* An HDTV-ready set, also called an HDTV monitor, which does not have an HDTV tuner. HDTV-ready sets often have NTSC tuners, so you can still watch analog TV with them. This is the option for you if you want to have HDTV capabilities later on but aren't ready for the financial commitment now. Your picture quality will still be better than on your old TV, but it won't be high definition until you get an HDTV receiver.
Designing and building an HDTV that could display all of the ATSC formats would be virtually impossible. For this reason, HDTVs have one or two native resolutions. When the TV receives a signal, it will scale the signal to match its native resolution and de-interlace the signal if necessary. A good rule of thumb is to choose a set that has a native resolution matching the signals you plan to use most often. Film fans will generally want displays with the highest possible resolution. Sports fans will generally want displays with the highest possible progressive frame rate.
An HDTV-ready plasma TV
If you receive a signal that has a significantly lower resolution than your screen can display, all the extra pixels won't help it look better. This is why some people who have bought HDTVs have been dismayed at the quality of the picture - the existing analog signal just doesn't have enough detail to look good on a high-definition set. As broadcasters change to a digital signal, this problem will improve substantially.

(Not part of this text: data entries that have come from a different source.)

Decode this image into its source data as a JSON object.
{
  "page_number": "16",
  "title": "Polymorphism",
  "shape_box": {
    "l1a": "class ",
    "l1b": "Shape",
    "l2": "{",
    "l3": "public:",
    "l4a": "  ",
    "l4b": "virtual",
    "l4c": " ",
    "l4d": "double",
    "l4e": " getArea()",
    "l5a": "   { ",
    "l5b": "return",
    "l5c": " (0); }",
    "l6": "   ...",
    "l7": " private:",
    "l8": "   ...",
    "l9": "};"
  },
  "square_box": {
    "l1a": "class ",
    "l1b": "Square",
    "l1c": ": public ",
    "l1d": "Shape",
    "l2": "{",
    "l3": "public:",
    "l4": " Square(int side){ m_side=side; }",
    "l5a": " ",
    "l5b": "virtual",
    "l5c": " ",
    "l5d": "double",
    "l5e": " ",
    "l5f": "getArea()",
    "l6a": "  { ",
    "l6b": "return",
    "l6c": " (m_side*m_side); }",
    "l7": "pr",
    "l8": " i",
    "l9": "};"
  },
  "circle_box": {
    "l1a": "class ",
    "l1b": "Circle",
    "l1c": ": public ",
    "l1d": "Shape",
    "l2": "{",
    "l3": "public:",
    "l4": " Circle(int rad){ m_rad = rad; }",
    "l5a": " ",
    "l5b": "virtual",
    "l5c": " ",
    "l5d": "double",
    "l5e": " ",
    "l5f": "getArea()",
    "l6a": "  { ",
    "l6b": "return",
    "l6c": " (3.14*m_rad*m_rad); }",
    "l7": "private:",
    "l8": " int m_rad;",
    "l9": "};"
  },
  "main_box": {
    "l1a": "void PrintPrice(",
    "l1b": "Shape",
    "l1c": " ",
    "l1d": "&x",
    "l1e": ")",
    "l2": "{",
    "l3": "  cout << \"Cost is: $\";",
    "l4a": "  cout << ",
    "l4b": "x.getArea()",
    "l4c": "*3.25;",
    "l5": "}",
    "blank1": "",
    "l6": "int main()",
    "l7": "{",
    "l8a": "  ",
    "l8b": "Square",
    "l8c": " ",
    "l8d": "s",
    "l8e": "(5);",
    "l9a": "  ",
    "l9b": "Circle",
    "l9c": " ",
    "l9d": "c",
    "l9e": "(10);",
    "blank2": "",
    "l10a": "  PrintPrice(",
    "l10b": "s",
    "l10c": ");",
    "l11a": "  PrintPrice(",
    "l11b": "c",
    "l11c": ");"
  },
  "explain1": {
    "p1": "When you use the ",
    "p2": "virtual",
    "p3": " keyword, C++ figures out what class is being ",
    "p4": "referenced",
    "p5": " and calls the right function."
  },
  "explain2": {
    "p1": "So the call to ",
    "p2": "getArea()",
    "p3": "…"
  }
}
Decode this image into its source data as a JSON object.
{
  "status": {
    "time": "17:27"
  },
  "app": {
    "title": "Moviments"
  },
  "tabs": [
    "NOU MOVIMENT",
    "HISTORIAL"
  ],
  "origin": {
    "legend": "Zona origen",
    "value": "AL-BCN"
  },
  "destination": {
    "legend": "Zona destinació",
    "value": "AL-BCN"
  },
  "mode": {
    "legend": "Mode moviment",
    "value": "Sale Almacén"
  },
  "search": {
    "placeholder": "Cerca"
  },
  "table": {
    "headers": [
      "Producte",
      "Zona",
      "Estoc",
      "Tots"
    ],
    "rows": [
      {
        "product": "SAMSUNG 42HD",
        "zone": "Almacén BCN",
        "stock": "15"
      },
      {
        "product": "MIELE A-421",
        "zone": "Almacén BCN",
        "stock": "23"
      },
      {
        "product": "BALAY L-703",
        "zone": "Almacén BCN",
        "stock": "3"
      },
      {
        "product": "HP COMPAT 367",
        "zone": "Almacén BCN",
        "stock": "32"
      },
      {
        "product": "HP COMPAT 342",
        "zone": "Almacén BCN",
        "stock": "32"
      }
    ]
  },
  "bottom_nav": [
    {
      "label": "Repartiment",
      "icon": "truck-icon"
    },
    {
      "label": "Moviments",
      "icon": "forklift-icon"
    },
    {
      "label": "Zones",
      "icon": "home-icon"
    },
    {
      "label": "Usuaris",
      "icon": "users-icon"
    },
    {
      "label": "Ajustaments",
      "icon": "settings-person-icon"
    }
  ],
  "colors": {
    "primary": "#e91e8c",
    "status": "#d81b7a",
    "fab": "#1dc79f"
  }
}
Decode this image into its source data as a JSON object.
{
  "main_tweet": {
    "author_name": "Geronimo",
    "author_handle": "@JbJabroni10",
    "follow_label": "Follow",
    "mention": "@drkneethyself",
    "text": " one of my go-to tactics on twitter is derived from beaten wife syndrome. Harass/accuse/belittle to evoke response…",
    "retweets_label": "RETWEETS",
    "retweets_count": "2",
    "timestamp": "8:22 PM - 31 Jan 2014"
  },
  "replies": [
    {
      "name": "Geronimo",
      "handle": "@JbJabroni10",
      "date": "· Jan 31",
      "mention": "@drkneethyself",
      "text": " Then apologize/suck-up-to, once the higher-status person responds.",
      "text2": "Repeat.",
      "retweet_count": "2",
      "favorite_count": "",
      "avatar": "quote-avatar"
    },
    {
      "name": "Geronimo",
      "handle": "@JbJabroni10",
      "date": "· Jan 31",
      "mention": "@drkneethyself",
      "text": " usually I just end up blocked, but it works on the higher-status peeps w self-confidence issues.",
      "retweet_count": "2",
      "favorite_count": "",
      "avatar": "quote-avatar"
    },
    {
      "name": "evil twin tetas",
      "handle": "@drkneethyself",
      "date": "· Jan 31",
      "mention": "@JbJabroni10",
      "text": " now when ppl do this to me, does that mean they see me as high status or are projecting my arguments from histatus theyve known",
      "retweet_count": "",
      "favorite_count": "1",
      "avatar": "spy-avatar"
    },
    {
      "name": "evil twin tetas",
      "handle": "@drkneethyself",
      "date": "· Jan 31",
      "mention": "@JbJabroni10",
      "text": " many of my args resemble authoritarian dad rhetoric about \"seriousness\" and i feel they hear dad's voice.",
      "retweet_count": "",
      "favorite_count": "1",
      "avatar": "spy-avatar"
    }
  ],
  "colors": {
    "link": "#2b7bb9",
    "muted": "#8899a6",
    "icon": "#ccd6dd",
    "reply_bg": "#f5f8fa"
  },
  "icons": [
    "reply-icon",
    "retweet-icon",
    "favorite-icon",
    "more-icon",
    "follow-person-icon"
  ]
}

Double Eagle M83 M4 M16 Airsoft Electric Assault Rifle M4A1 AEG Semi/Full Auto